[Source data]:

○ ○ ○ ○

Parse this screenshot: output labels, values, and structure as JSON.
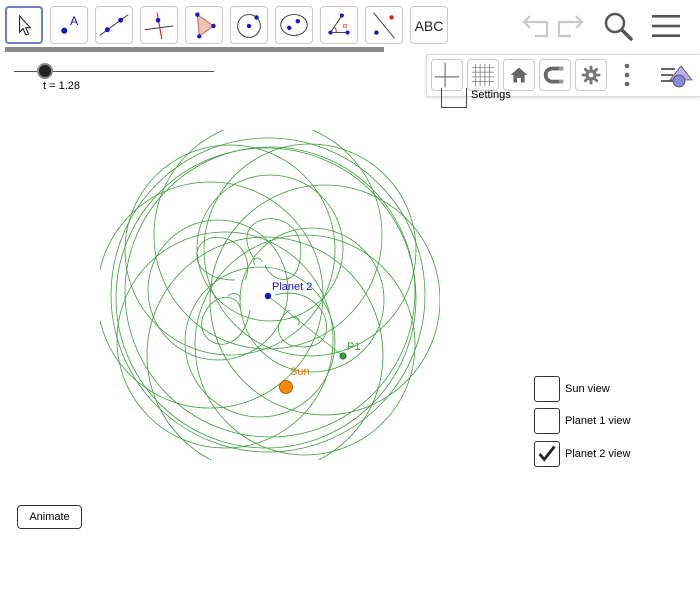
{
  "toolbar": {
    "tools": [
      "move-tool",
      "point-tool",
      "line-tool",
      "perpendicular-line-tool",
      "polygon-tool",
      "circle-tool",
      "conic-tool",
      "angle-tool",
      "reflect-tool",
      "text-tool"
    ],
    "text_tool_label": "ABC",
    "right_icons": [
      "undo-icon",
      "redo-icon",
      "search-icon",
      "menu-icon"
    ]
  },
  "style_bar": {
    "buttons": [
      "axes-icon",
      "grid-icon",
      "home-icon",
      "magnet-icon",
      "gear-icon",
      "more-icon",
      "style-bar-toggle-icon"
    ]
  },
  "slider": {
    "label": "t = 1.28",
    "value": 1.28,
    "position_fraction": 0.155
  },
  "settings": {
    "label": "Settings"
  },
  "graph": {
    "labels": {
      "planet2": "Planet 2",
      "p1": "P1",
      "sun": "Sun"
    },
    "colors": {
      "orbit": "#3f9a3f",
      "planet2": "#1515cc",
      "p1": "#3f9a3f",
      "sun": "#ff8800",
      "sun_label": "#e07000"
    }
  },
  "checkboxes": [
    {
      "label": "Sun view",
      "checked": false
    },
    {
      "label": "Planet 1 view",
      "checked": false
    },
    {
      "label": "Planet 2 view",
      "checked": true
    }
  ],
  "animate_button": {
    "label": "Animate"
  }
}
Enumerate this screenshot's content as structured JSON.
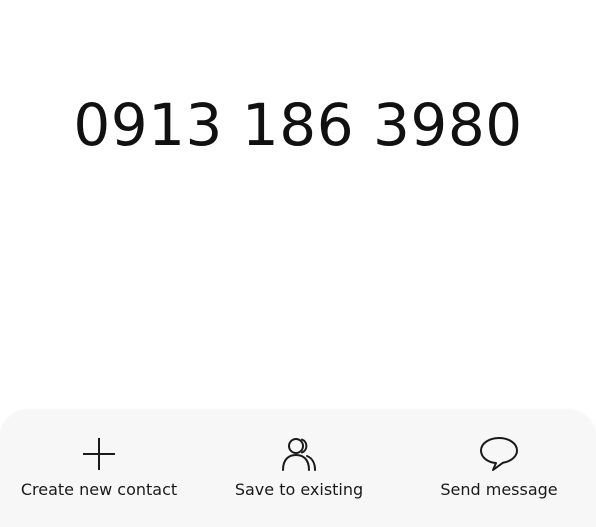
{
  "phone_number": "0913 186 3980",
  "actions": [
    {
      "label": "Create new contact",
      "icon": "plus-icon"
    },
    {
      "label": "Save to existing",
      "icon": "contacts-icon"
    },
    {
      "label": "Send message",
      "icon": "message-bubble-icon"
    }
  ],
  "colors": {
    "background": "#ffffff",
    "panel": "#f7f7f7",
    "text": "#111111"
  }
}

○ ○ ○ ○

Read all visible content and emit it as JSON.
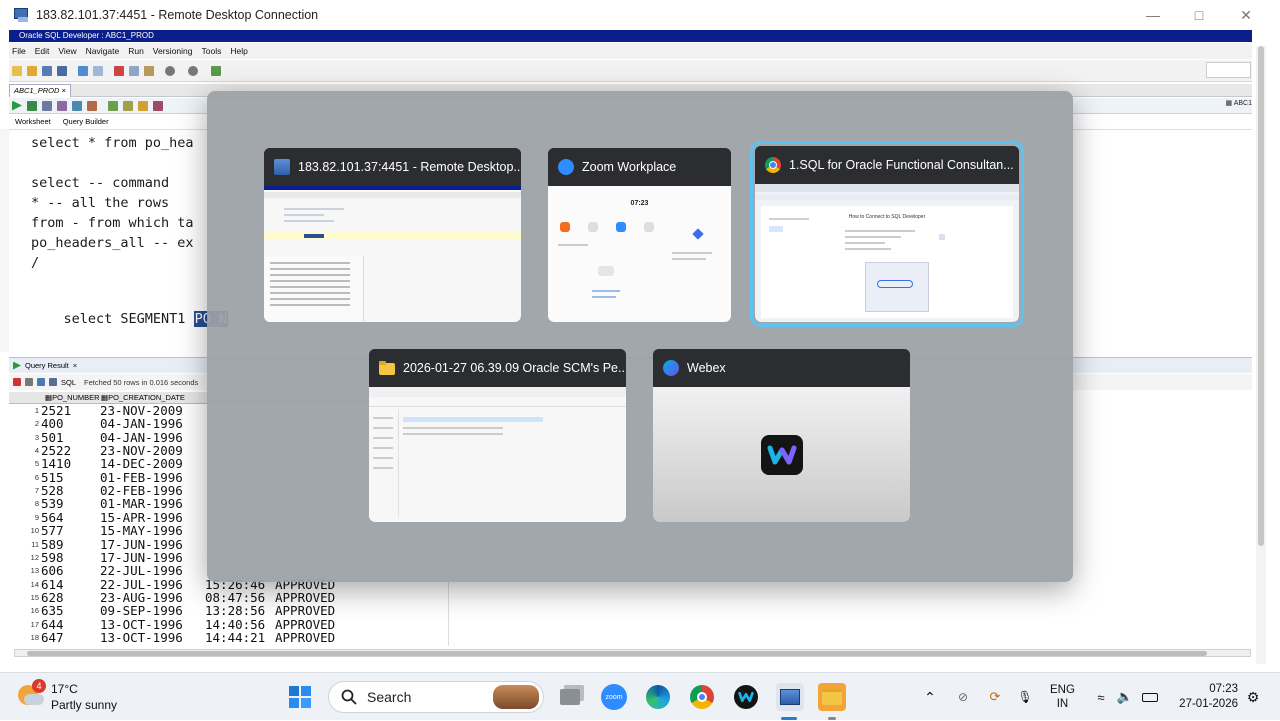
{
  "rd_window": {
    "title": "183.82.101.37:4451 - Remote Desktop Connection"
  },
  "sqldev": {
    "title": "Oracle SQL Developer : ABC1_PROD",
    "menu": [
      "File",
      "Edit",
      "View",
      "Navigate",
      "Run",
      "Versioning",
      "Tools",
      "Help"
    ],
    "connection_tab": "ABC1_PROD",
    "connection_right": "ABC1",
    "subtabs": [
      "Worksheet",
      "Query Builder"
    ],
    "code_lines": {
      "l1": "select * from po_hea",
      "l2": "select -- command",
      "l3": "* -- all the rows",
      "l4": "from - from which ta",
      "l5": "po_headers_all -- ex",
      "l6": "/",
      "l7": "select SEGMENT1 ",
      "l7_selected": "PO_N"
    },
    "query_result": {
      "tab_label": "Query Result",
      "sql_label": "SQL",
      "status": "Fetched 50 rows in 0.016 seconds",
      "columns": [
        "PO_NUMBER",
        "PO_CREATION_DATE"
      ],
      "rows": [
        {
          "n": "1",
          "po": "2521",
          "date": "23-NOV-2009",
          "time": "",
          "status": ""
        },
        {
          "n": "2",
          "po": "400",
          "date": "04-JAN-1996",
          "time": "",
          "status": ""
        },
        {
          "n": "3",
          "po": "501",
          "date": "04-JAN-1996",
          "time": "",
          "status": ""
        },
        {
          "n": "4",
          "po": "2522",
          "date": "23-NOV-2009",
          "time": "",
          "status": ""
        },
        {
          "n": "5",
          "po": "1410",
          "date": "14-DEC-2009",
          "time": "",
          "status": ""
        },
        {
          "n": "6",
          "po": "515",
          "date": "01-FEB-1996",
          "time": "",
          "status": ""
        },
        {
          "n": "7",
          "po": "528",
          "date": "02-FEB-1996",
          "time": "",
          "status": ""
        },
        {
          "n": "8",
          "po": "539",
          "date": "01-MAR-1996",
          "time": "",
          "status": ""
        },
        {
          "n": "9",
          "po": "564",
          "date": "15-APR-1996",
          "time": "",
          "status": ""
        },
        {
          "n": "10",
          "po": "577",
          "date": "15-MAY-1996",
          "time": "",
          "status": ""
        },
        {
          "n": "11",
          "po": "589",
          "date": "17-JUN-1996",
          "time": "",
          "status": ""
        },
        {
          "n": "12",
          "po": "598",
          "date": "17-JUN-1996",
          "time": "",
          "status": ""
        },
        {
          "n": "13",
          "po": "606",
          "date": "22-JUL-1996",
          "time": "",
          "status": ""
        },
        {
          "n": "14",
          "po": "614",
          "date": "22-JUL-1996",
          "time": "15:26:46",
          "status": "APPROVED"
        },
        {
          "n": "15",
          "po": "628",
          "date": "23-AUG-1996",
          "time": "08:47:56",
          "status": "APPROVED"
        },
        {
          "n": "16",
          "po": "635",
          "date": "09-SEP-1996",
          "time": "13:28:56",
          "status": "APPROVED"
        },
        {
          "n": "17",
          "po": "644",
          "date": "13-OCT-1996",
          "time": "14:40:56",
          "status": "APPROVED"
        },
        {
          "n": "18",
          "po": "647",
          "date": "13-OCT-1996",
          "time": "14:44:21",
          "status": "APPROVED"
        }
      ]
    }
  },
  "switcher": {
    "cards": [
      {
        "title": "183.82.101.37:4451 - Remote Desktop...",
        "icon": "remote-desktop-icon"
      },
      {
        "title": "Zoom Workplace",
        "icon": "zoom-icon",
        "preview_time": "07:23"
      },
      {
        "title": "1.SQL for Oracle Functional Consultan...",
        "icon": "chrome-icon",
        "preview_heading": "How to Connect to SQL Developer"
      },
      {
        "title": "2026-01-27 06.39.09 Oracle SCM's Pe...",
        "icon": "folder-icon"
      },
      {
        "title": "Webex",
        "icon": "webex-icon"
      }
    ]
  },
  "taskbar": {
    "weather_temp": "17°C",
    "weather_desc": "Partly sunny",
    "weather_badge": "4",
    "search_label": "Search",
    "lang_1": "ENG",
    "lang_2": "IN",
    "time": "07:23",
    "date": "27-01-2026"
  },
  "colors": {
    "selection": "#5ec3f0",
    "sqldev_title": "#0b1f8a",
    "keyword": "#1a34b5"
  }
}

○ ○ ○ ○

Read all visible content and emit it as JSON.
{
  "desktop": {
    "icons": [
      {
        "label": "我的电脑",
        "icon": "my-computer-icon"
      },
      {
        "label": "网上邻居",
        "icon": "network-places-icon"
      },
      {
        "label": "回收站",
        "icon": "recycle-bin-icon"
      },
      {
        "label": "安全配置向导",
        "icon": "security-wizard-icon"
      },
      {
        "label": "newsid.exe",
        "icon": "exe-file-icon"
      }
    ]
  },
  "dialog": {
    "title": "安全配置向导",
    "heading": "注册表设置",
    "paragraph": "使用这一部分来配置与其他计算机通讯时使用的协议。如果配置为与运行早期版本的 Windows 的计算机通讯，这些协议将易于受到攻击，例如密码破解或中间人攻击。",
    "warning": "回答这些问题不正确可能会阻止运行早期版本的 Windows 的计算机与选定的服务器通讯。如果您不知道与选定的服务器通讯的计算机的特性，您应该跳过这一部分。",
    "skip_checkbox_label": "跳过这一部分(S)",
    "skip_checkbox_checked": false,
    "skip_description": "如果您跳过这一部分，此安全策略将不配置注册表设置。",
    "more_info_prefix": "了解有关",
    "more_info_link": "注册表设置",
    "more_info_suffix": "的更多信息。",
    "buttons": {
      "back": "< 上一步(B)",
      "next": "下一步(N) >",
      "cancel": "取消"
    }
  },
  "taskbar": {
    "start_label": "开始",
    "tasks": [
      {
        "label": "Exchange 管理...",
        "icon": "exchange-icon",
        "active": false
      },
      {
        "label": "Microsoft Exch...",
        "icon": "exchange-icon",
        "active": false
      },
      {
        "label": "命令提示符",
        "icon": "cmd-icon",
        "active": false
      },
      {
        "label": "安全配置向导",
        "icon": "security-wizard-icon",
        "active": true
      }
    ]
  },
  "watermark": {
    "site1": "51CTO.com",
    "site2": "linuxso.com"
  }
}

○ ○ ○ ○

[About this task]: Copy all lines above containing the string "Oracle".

[Written answer]:
    "title": "Oracle SQL Developer : ABC1_PROD",
        "title": "1.SQL for Oracle Functional Consultan...",
        "title": "2026-01-27 06.39.09 Oracle SCM's Pe...",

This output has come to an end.